A general view shows the Shura Council during its meeting in Cairo December 26, 2012. The Islamist-dominated upper house of parliament (Shura Council), which now holds legislate power, is meeting for the first time on Wednesday, under the newly-approved constitution. REUTERS/Asmaa Waguih
Egypt's Shura Council (upper house of parliament) unanimously approved the Islamic bonds (Sukuk) draft law, the Middle East News Agency stated on Tuesday.
The council considered notes from a panel of senior Muslim clerics of Al-Azhar University on the law, the "voice of the people" channel that broadcasts sessions of the parliament reported.
The law's fourth article, which stirred a wave of debate among council members, forbids the use of public, state-owned fixed and transferrable assets and their benefits.

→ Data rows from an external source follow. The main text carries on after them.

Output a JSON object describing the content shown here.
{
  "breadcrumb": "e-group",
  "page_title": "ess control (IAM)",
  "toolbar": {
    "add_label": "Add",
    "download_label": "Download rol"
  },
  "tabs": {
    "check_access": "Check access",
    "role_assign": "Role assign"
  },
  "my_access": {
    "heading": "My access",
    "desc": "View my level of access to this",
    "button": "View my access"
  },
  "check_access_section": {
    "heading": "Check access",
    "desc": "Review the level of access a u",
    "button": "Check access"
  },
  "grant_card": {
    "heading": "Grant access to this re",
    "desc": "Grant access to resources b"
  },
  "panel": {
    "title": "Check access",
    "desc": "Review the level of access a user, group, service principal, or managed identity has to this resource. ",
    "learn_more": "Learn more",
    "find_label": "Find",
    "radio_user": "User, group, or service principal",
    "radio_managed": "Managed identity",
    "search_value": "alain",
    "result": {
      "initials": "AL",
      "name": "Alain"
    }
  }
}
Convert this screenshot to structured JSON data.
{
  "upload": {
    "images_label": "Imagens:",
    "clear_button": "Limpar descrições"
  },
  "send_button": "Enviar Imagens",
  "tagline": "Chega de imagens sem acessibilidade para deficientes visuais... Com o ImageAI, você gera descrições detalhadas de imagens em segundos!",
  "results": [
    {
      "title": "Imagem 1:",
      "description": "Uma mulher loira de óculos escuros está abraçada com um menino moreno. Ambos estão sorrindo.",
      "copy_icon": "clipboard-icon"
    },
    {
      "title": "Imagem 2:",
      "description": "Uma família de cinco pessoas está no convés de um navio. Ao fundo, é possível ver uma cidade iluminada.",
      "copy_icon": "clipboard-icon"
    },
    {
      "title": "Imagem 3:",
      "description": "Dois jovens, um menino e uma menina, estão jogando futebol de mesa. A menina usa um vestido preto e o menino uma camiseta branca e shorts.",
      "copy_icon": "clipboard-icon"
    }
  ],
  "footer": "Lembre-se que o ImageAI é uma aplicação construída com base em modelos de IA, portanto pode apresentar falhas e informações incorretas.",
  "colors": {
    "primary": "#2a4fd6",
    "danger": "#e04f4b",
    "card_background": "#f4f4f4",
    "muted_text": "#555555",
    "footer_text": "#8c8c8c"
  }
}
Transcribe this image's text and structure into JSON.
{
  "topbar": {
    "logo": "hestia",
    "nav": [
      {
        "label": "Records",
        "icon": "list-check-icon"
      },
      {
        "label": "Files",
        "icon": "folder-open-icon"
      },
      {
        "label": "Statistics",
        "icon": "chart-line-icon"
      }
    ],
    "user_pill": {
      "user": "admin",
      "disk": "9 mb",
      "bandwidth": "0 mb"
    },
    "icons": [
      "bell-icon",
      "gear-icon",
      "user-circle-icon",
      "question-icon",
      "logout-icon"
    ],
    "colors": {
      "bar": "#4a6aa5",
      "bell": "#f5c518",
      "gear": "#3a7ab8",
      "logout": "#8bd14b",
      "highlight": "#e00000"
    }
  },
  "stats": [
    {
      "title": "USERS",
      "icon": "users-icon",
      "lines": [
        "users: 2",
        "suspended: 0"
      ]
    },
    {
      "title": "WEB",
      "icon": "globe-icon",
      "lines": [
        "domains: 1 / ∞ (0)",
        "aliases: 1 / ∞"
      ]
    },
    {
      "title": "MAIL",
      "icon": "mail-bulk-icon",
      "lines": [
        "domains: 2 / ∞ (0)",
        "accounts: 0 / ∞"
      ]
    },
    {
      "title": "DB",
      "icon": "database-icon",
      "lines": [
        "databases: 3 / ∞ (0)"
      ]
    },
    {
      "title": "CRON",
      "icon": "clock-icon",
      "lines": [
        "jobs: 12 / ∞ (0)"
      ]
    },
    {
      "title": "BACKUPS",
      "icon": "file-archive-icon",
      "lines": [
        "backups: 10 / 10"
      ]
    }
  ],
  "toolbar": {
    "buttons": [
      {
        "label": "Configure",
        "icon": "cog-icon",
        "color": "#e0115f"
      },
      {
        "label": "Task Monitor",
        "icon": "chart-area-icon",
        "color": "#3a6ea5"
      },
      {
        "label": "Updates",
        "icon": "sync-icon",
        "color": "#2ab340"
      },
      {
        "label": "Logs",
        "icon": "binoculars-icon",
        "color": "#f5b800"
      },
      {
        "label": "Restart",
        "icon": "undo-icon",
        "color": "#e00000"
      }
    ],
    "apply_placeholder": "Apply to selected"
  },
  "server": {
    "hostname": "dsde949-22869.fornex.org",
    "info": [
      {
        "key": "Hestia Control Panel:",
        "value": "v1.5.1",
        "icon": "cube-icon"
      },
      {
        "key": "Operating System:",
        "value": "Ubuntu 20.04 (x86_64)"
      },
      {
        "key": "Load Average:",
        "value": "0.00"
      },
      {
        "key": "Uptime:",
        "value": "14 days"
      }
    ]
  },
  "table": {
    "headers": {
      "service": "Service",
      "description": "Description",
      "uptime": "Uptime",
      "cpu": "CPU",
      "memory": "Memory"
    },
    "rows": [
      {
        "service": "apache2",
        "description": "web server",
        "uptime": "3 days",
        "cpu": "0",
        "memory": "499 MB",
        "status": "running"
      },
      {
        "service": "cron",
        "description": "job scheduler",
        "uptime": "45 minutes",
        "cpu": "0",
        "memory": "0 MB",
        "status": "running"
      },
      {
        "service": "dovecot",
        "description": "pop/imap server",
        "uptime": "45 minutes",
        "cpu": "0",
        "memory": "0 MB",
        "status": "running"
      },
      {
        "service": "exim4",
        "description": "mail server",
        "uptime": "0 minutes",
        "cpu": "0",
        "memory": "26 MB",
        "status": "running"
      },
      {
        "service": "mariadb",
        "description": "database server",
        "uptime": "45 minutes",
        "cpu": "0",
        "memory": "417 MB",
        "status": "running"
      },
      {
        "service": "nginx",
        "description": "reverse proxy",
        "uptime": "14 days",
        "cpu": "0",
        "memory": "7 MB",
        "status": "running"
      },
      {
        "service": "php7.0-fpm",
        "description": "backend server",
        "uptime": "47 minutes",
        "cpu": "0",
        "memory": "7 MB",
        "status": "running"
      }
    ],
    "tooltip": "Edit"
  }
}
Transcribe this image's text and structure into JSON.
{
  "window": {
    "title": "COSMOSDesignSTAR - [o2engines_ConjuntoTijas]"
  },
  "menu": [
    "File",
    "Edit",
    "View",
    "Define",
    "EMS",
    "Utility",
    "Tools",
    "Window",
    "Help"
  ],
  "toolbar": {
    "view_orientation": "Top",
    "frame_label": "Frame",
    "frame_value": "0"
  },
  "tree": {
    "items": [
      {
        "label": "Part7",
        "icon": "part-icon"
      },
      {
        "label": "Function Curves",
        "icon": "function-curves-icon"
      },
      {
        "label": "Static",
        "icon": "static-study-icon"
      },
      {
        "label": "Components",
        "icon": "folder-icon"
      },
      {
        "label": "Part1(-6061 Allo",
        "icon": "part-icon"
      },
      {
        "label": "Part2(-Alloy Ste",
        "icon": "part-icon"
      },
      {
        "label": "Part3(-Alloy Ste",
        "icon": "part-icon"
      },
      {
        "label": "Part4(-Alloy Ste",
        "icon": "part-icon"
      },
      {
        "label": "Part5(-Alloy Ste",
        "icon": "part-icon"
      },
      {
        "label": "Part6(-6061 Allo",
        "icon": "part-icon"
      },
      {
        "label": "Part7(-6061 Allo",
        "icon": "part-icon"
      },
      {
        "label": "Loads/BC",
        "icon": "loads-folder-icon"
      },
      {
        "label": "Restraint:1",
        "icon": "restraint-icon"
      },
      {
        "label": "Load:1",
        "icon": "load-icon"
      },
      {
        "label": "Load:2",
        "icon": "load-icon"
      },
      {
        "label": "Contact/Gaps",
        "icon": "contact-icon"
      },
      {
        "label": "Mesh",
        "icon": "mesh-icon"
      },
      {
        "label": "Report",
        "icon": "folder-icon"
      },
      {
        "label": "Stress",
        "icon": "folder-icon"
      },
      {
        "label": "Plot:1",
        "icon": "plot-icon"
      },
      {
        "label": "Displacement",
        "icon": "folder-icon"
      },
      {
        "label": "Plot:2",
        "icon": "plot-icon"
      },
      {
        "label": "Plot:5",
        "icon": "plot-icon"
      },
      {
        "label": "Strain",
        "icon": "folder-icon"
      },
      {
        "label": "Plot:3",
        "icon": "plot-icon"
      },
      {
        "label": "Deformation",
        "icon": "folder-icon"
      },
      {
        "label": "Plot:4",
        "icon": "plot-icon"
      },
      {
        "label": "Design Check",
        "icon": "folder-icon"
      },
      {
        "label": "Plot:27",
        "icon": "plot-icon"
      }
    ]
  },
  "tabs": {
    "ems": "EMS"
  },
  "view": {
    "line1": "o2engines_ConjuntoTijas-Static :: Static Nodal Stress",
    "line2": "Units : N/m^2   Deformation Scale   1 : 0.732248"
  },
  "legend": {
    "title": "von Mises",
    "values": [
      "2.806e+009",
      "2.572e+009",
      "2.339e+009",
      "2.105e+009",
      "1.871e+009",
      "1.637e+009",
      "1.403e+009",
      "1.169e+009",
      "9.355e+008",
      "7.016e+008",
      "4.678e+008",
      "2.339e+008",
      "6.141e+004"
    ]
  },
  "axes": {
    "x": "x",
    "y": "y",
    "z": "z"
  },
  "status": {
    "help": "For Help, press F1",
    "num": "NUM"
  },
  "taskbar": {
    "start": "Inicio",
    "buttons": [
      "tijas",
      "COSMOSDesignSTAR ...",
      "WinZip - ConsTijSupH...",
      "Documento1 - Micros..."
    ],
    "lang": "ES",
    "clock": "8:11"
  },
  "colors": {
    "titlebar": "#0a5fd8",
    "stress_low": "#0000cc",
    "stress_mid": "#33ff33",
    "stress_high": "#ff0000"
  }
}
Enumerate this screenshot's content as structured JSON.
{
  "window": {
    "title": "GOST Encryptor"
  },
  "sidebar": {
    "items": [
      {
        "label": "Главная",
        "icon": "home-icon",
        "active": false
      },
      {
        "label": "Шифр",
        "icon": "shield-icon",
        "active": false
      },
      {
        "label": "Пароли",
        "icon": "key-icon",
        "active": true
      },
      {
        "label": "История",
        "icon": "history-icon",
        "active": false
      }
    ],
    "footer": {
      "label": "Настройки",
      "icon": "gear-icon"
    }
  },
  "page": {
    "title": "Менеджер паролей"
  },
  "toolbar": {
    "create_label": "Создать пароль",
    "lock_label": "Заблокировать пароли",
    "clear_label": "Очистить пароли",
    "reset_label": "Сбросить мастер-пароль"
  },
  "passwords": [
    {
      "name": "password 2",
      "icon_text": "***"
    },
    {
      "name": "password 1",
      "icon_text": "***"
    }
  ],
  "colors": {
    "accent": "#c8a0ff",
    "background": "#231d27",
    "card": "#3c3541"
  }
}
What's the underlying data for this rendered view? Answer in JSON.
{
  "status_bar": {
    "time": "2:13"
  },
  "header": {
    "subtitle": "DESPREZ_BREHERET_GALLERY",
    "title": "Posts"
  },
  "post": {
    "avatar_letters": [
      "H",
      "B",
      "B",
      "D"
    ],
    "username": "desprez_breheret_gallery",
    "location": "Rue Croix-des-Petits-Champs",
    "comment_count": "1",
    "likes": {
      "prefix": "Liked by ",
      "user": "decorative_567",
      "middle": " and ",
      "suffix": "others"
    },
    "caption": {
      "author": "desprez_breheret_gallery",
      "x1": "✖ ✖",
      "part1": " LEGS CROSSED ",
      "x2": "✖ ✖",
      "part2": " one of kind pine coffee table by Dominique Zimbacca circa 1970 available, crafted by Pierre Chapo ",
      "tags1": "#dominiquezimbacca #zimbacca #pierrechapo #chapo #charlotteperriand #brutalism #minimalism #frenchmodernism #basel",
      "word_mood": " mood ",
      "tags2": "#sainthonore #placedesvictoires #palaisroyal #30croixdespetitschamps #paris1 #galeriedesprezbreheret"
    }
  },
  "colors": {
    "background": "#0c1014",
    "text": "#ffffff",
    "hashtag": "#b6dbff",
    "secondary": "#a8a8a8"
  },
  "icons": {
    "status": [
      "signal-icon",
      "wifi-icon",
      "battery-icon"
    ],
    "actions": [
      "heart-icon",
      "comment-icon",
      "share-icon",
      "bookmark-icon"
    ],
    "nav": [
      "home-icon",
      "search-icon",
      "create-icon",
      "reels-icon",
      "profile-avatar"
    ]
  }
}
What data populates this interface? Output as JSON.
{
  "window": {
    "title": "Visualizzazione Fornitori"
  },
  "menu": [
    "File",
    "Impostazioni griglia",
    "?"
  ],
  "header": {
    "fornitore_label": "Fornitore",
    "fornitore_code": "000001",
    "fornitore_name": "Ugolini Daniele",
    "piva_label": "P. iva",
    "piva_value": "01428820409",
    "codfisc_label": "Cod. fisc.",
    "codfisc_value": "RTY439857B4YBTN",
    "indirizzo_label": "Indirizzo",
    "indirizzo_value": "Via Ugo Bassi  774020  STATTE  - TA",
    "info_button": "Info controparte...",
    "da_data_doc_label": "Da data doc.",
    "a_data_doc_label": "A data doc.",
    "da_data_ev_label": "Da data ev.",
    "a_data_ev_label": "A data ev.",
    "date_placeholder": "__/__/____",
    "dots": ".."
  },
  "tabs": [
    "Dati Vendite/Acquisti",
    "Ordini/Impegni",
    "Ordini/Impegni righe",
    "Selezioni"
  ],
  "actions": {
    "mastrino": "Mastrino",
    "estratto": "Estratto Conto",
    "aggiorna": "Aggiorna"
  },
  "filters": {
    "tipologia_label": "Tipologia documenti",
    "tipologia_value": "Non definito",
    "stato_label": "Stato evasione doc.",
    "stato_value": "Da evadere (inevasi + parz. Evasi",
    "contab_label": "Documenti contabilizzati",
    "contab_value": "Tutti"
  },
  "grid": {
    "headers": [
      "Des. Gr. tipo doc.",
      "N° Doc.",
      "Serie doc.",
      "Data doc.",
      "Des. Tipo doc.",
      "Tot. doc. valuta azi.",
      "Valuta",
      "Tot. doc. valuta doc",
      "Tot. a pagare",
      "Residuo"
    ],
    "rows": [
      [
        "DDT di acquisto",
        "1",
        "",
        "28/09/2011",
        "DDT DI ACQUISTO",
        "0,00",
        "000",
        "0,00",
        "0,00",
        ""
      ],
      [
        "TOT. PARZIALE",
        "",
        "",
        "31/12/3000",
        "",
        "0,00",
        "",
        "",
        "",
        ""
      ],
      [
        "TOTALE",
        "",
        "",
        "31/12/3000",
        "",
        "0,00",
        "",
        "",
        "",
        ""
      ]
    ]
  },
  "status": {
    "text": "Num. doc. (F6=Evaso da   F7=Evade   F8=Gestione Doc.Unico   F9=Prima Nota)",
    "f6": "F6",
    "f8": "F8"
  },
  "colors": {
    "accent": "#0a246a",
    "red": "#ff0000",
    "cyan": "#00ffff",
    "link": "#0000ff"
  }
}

It states that if these assets are used, government bonds should be issued in their place.
The article states that Egypt's cabinet, governorates and legal entities may issue bonds in exchange for access to the benefits of private, state-owned fixed assets.
The Islamic bonds (Sukuk) law had sparked debate when it was first discussed at the end of 2012 after al-Azhar rejected the draft law, citing articles that allow renting or mortgaging state assets.
To ease these qualms, the government said the law will will not allow public assets such as the Suez Canal and other public facilities to act as collateral for sukuk bonds.
Egyptian officials believe that issuing sovereign sukuk is one important means of fixing the growing economic crisis Egypt has been suffering from since a popular uprising toppled former President Hosni Mubarak in 2011.